Task brief: Scan the records for "obținut" and copy each line that contains it.

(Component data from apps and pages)
----------

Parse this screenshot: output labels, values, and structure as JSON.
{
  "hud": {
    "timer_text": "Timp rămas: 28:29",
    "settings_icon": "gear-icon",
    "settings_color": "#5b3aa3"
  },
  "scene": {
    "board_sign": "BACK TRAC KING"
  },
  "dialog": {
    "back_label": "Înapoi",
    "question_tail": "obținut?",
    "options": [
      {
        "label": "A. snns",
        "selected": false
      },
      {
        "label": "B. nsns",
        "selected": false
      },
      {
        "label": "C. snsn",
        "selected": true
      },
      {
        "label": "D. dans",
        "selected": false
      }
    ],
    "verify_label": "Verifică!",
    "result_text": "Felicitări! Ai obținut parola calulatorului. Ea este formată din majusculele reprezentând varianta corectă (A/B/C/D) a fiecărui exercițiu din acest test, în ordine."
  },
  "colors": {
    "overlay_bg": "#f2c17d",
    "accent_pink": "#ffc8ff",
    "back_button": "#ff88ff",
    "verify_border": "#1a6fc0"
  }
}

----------

Output of the task:
    "question_tail": "obținut?",
    "result_text": "Felicitări! Ai obținut parola calulatorului. Ea este formată din majusculele reprezentând varianta corectă (A/B/C/D) a fiecărui exercițiu din acest test, în ordine."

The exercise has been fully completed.